How old are you?
This is what we know: when Jordan tried to shoot threes, he hit .383 percent. Kobe tried to hit threes from day one and has connected on a .339 percent clip for his career.
So, who's the better three-point shooter?
How about this: let's remove every season from Kobe's resume in which he attempted fewer than four threes per game, this way we focus on the years he really had the shot as part of his repertoire. This cuts out the first six seasons of Kobe's career, which is when he averaged only two or three attempts per game.
2003: 4.0 (attempts per game)
In these seven seasons it's undoubtedly clear Kobe was looking to shoot the three (he shot above the league average each season). These years add up to 939-2679 for a percentage of .351.
And let's say you're still not satisfied, let's remove the two years from Jordan in which the line was 21 inches closer and just focus on 1990 and 1993.
In those two seasons, Jordan shot 173-475, which equals .364 percent.
In short, we compared the years in which both Jordan and Kobe were unquestionably looking to shoot the three and, in those years, Jordan still posted a better percentage.
From 1990 through 1997, only 44 players attempted more threes than Jordan. Of these 44, only 19 posted a better three-point percentage (.372).
From 2003 through 2010, only seven players have attempted more threes than Kobe. All seven have a better three-point percentage (.347).
In the history of the game, only 14 players have attempted as many threes as Kobe (3,978). Of the bunch, only Walker has a worse percentage (.339).
Last I checked, shot selection is part of being a good, consistent shooter—something Jordan always was and Kobe never was.
Number of games in which player has attempted at least 10 shots, including at least three threes:
Of these games, Jordan has shot below 40 percent in just 34 or 12.9 percent of them. Kobe? He shot below 40 percent in 193 or 30.8 percent.
Any way you cut it, Kobe has a bad shooting performance in almost one of every three games or 25 times per season. Jordan? A bad performance just under 11 times per season. Consistency.
Now, I'm sure Kobe lovers are going to come out in full blast because my argument isn't reinforcing their beliefs, but I believe there's enough evidence here to settle and close this case once and for all.

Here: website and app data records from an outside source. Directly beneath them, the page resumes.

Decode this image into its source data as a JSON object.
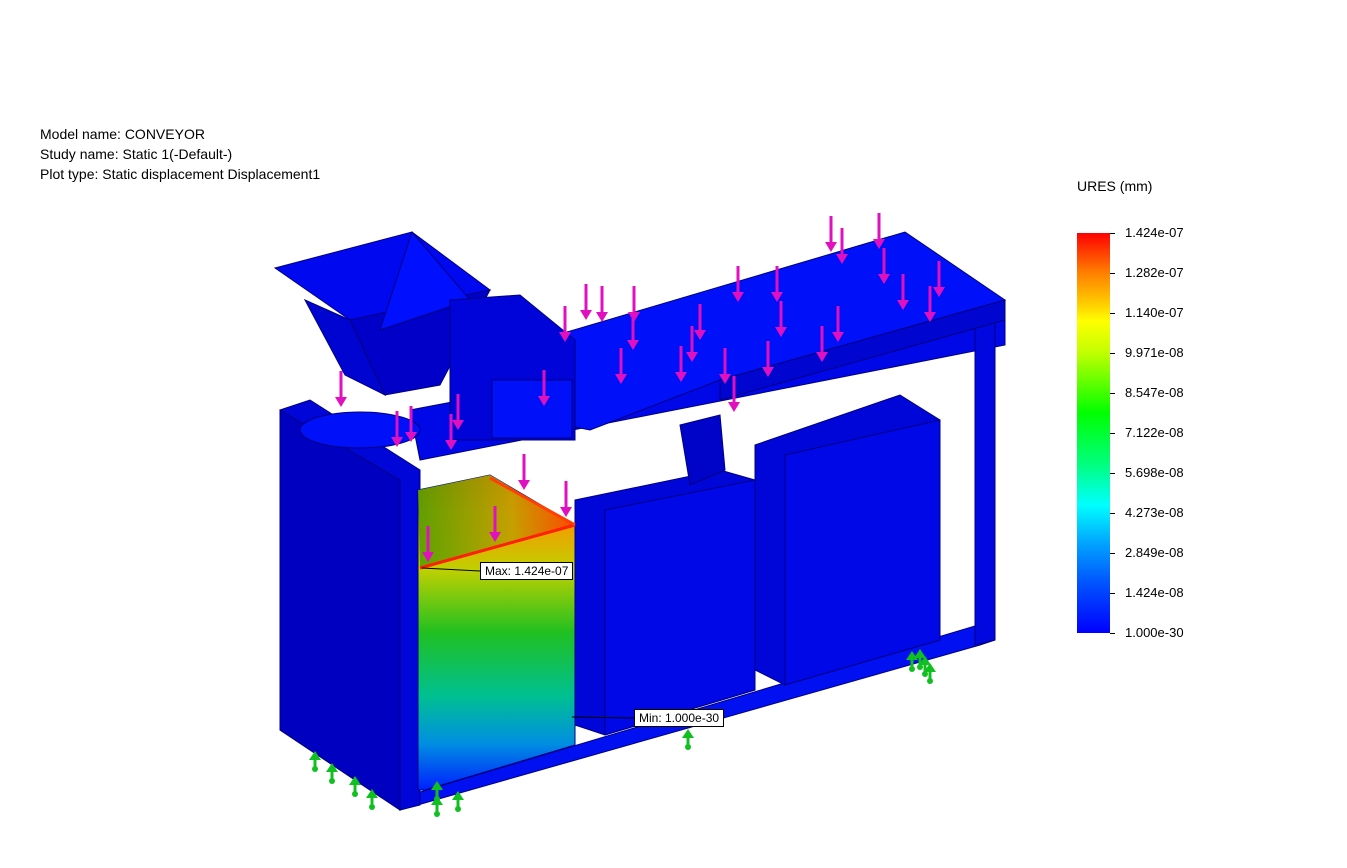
{
  "info": {
    "model_name": "Model name: CONVEYOR",
    "study_name": "Study name: Static 1(-Default-)",
    "plot_type": "Plot type: Static displacement Displacement1"
  },
  "legend": {
    "title": "URES (mm)",
    "labels": [
      "1.424e-07",
      "1.282e-07",
      "1.140e-07",
      "9.971e-08",
      "8.547e-08",
      "7.122e-08",
      "5.698e-08",
      "4.273e-08",
      "2.849e-08",
      "1.424e-08",
      "1.000e-30"
    ]
  },
  "callouts": {
    "max": "Max: 1.424e-07",
    "min": "Min: 1.000e-30"
  },
  "colors": {
    "model_blue": "#0000ff",
    "edge_dark": "#000080",
    "load_arrow": "#e010c0",
    "fixture": "#10c020"
  }
}
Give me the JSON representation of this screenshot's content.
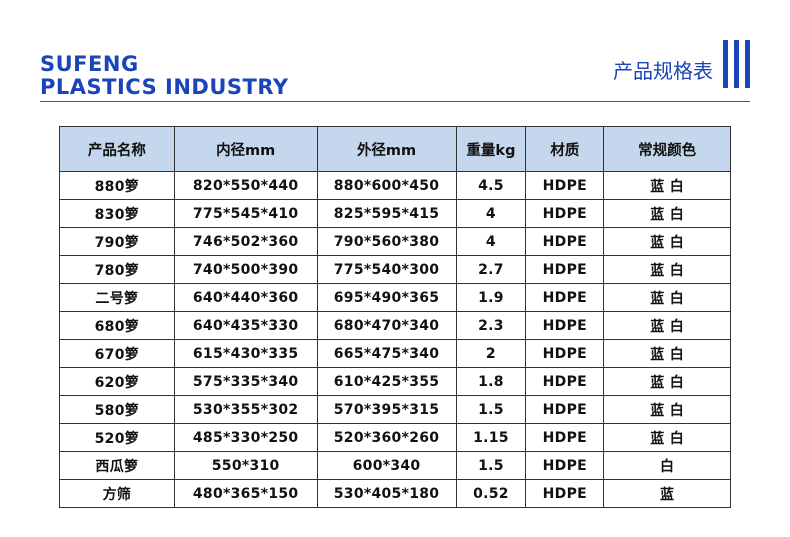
{
  "brand": {
    "line1": "SUFENG",
    "line2": "PLASTICS INDUSTRY"
  },
  "header": {
    "title": "产品规格表"
  },
  "colors": {
    "accent": "#1a44b8",
    "header_bg": "#c5d7ec"
  },
  "table": {
    "columns": [
      "产品名称",
      "内径mm",
      "外径mm",
      "重量kg",
      "材质",
      "常规颜色"
    ],
    "rows": [
      [
        "880箩",
        "820*550*440",
        "880*600*450",
        "4.5",
        "HDPE",
        "蓝 白"
      ],
      [
        "830箩",
        "775*545*410",
        "825*595*415",
        "4",
        "HDPE",
        "蓝 白"
      ],
      [
        "790箩",
        "746*502*360",
        "790*560*380",
        "4",
        "HDPE",
        "蓝 白"
      ],
      [
        "780箩",
        "740*500*390",
        "775*540*300",
        "2.7",
        "HDPE",
        "蓝 白"
      ],
      [
        "二号箩",
        "640*440*360",
        "695*490*365",
        "1.9",
        "HDPE",
        "蓝 白"
      ],
      [
        "680箩",
        "640*435*330",
        "680*470*340",
        "2.3",
        "HDPE",
        "蓝 白"
      ],
      [
        "670箩",
        "615*430*335",
        "665*475*340",
        "2",
        "HDPE",
        "蓝 白"
      ],
      [
        "620箩",
        "575*335*340",
        "610*425*355",
        "1.8",
        "HDPE",
        "蓝 白"
      ],
      [
        "580箩",
        "530*355*302",
        "570*395*315",
        "1.5",
        "HDPE",
        "蓝 白"
      ],
      [
        "520箩",
        "485*330*250",
        "520*360*260",
        "1.15",
        "HDPE",
        "蓝 白"
      ],
      [
        "西瓜箩",
        "550*310",
        "600*340",
        "1.5",
        "HDPE",
        "白"
      ],
      [
        "方筛",
        "480*365*150",
        "530*405*180",
        "0.52",
        "HDPE",
        "蓝"
      ]
    ]
  }
}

And I didn't even bring up (until now) how rule changes (and a generally lower defensive IQ) have made it far easier to score (and shoot) in the past decade than ever before.